Are Your Goals Realistic?

Take the Test
Ask any successful person, and they’ll agree. In order to succeed, you must have goals. They are what turns your dreams and visions into reality.

Seems simple, right? You just write down what you want, and you’re on your way to prosperity. Well, not exactly. In order for goals to work, they have to be realistic. Stating that you want to have more sales than Apple in 2013 won’t make it happen.

So how do you know if your goals for next year are attainable and not just some pie-in-the-sky dream? Take this test to find out. If you answer no to any of the following statements, it’s time to re-evaluate.

Are your goals in writing?
It’s awesome to dream, and you should never stop thinking about what can be. But to actually achieve milestones, you have to get your goals down on paper. It will help you stay on track and reach them.

Are your goals specific and measurable?
For goals to work, you need to zero in on exactly what you want to accomplish. For example, saying that you want to make a profit won’t cut it. Instead, how about, “I would like to make $500,000 in revenue this year”? It’s specific and includes an exact (measurable) dollar amount. Once you have your targets, create a plan with deadlines. Then break it all the way down to daily activities. While preparing your strategy, it will soon become clear whether or not your goals are obtainable.

Are your goals shared?
Once you’ve written down your goals, it’s time to get your team on board. Share your goals with your staff—called “casting your vision”—early and often, and watch them get fired up too.
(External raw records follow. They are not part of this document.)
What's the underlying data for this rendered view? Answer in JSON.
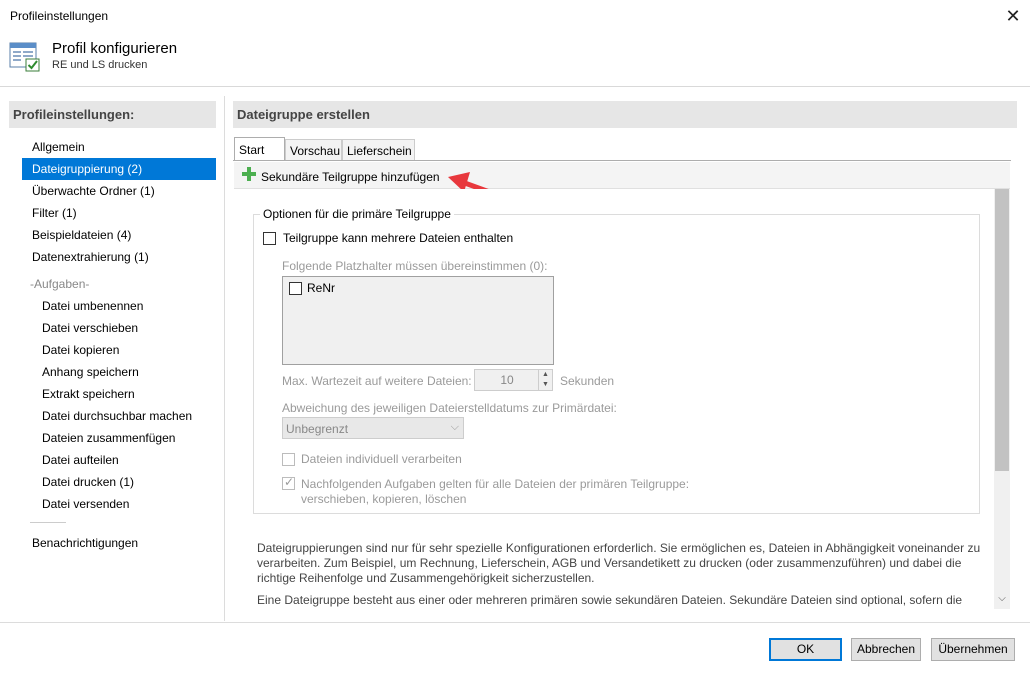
{
  "window": {
    "title": "Profileinstellungen",
    "close_icon": "close-icon"
  },
  "header": {
    "title": "Profil konfigurieren",
    "subtitle": "RE und LS drucken",
    "icon": "profile-window-icon"
  },
  "nav": {
    "heading": "Profileinstellungen:",
    "items": [
      {
        "label": "Allgemein",
        "active": false
      },
      {
        "label": "Dateigruppierung (2)",
        "active": true
      },
      {
        "label": "Überwachte Ordner (1)",
        "active": false
      },
      {
        "label": "Filter (1)",
        "active": false
      },
      {
        "label": "Beispieldateien (4)",
        "active": false
      },
      {
        "label": "Datenextrahierung (1)",
        "active": false
      }
    ],
    "group_label": "-Aufgaben-",
    "tasks": [
      "Datei umbenennen",
      "Datei verschieben",
      "Datei kopieren",
      "Anhang speichern",
      "Extrakt speichern",
      "Datei durchsuchbar machen",
      "Dateien zusammenfügen",
      "Datei aufteilen",
      "Datei drucken (1)",
      "Datei versenden"
    ],
    "notifications": "Benachrichtigungen"
  },
  "panel": {
    "heading": "Dateigruppe erstellen",
    "tabs": [
      "Start",
      "Vorschau",
      "Lieferschein"
    ],
    "active_tab": "Start",
    "add_link": "Sekundäre Teilgruppe hinzufügen",
    "accent_color": "#4caf50",
    "arrow_color": "#e8383d"
  },
  "primary_group": {
    "title": "Optionen für die primäre Teilgruppe",
    "multi_files_label": "Teilgruppe kann mehrere Dateien enthalten",
    "multi_files_checked": false,
    "placeholders_label": "Folgende Platzhalter müssen übereinstimmen (0):",
    "placeholders": [
      {
        "label": "ReNr",
        "checked": false
      }
    ],
    "max_wait_label": "Max. Wartezeit auf weitere Dateien:",
    "max_wait_value": "10",
    "max_wait_unit": "Sekunden",
    "date_dev_label": "Abweichung des jeweiligen Dateierstelldatums zur Primärdatei:",
    "date_dev_value": "Unbegrenzt",
    "individual_label": "Dateien individuell verarbeiten",
    "individual_checked": false,
    "following_line1": "Nachfolgenden Aufgaben gelten für alle Dateien der primären Teilgruppe:",
    "following_line2": "verschieben, kopieren, löschen",
    "following_checked": true
  },
  "description": {
    "line1": "Dateigruppierungen sind nur für sehr spezielle Konfigurationen erforderlich. Sie ermöglichen es, Dateien in Abhängigkeit voneinander zu",
    "line2": "verarbeiten. Zum Beispiel, um Rechnung, Lieferschein, AGB und Versandetikett zu drucken (oder zusammenzuführen) und dabei die",
    "line3": "richtige Reihenfolge und Zusammengehörigkeit sicherzustellen.",
    "line4": "Eine Dateigruppe besteht aus einer oder mehreren primären sowie sekundären Dateien. Sekundäre Dateien sind optional, sofern die"
  },
  "footer": {
    "ok": "OK",
    "cancel": "Abbrechen",
    "apply": "Übernehmen"
  }
}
With everyone passionate about obtaining your dream, what may have seemed unrealistic this year could be totally obtainable in 2013.

Are your goals your own?
One of the easiest ways to fail while trying to reach your goals is if they are not your own. If your Aunt Edna wants you to be the most successful podiatrist in the tri-state area, it won’t happen unless that’s your dream too–even if you live in a place with some really bad feet. Why? Because as we all know, business is not for the weak of heart. It’s tough. And you won’t have the courage to fight through if you aren’t working toward your own goals.
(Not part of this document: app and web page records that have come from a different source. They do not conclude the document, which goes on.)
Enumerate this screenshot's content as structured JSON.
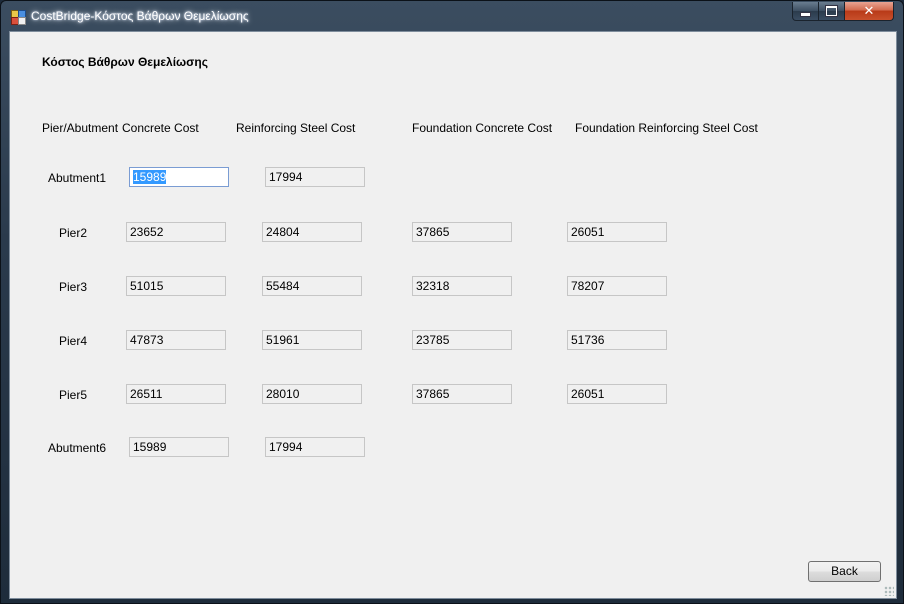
{
  "window": {
    "title": "CostBridge-Κόστος Βάθρων Θεμελίωσης",
    "controls": {
      "minimize": "minimize-icon",
      "maximize": "maximize-icon",
      "close": "✕"
    }
  },
  "form": {
    "heading": "Κόστος Βάθρων Θεμελίωσης",
    "columns": {
      "pier_abutment": "Pier/Abutment",
      "concrete_cost": "Concrete Cost",
      "reinforcing_steel_cost": "Reinforcing Steel Cost",
      "foundation_concrete_cost": "Foundation Concrete Cost",
      "foundation_reinforcing_steel_cost": "Foundation Reinforcing Steel Cost"
    },
    "rows": [
      {
        "label": "Abutment1",
        "concrete": "15989",
        "steel": "17994"
      },
      {
        "label": "Pier2",
        "concrete": "23652",
        "steel": "24804",
        "foundation_concrete": "37865",
        "foundation_steel": "26051"
      },
      {
        "label": "Pier3",
        "concrete": "51015",
        "steel": "55484",
        "foundation_concrete": "32318",
        "foundation_steel": "78207"
      },
      {
        "label": "Pier4",
        "concrete": "47873",
        "steel": "51961",
        "foundation_concrete": "23785",
        "foundation_steel": "51736"
      },
      {
        "label": "Pier5",
        "concrete": "26511",
        "steel": "28010",
        "foundation_concrete": "37865",
        "foundation_steel": "26051"
      },
      {
        "label": "Abutment6",
        "concrete": "15989",
        "steel": "17994"
      }
    ],
    "back_label": "Back"
  }
}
As Dave and thousands of business owners across the country have proven, turning your dreams into reality can come true. And it all begins by setting realistic goals. So before the new year, take time to write down your goals. You’ll be amazed with the outcome.
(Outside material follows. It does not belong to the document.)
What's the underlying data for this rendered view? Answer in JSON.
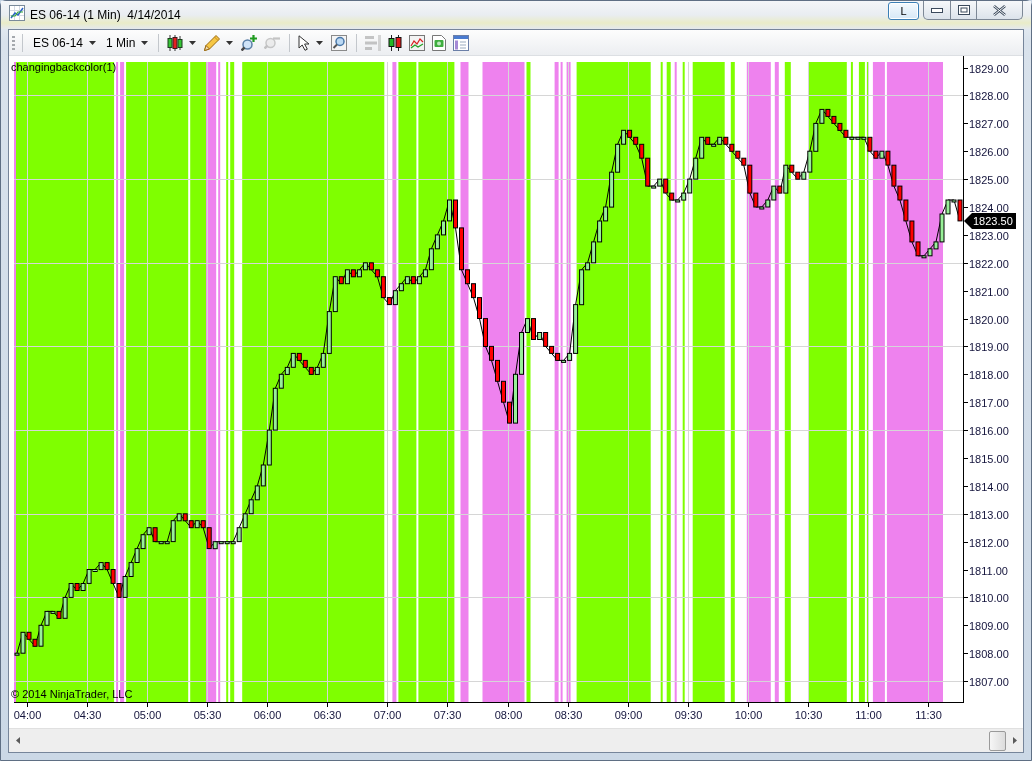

HurdlesDarren Hardy is the visionary force behind SUCCESS magazine as its Publisher and Editorial Director.

As a leader in the personal development industry, Darren gets the unique privilege of sitting down with the leading experts on human performance and achievement, as well as many of today’s top CEOs, revolutionary entrepreneurs, superstar athletes, entertainers and Olympic champions, to learn their unique secrets to their extraordinary success.

Darren is also an accomplished entrepreneur, author, keynote speaker, private equity investor, corporate advisor and peak performance mentor.

Darren, through SUCCESS magazine, has influenced my life more than he will ever know. I mention them here often. Here’s a link to the first part of an article I read several months ago, but still refer to from time-to-time. Click on the link, then it’s up to you if you continue with the second part of the article.

burning handAs we continue in this first month of the new year, I wanted to share a post that stirred up something deep within me. As a pastor of several “seeker sensitive” churches, I have felt a desire to reach out to those either currently not attending any church, those who were former attenders, and those who are non-believers. It’s not that I don’t like people who attend church or sold-out followers of Jesus, some of them are some of my best and closest friends. But since I came to faith later in life, I have a fairly natural affinity for those not on the normal radar for most churches.

And then I read this article by Thom Schultz and wonder again. Take a few minutes to click on over and read Thom’s post and then come back and tell me if you agree or disagree or are somewhere in between.

Here’s another link to the same article.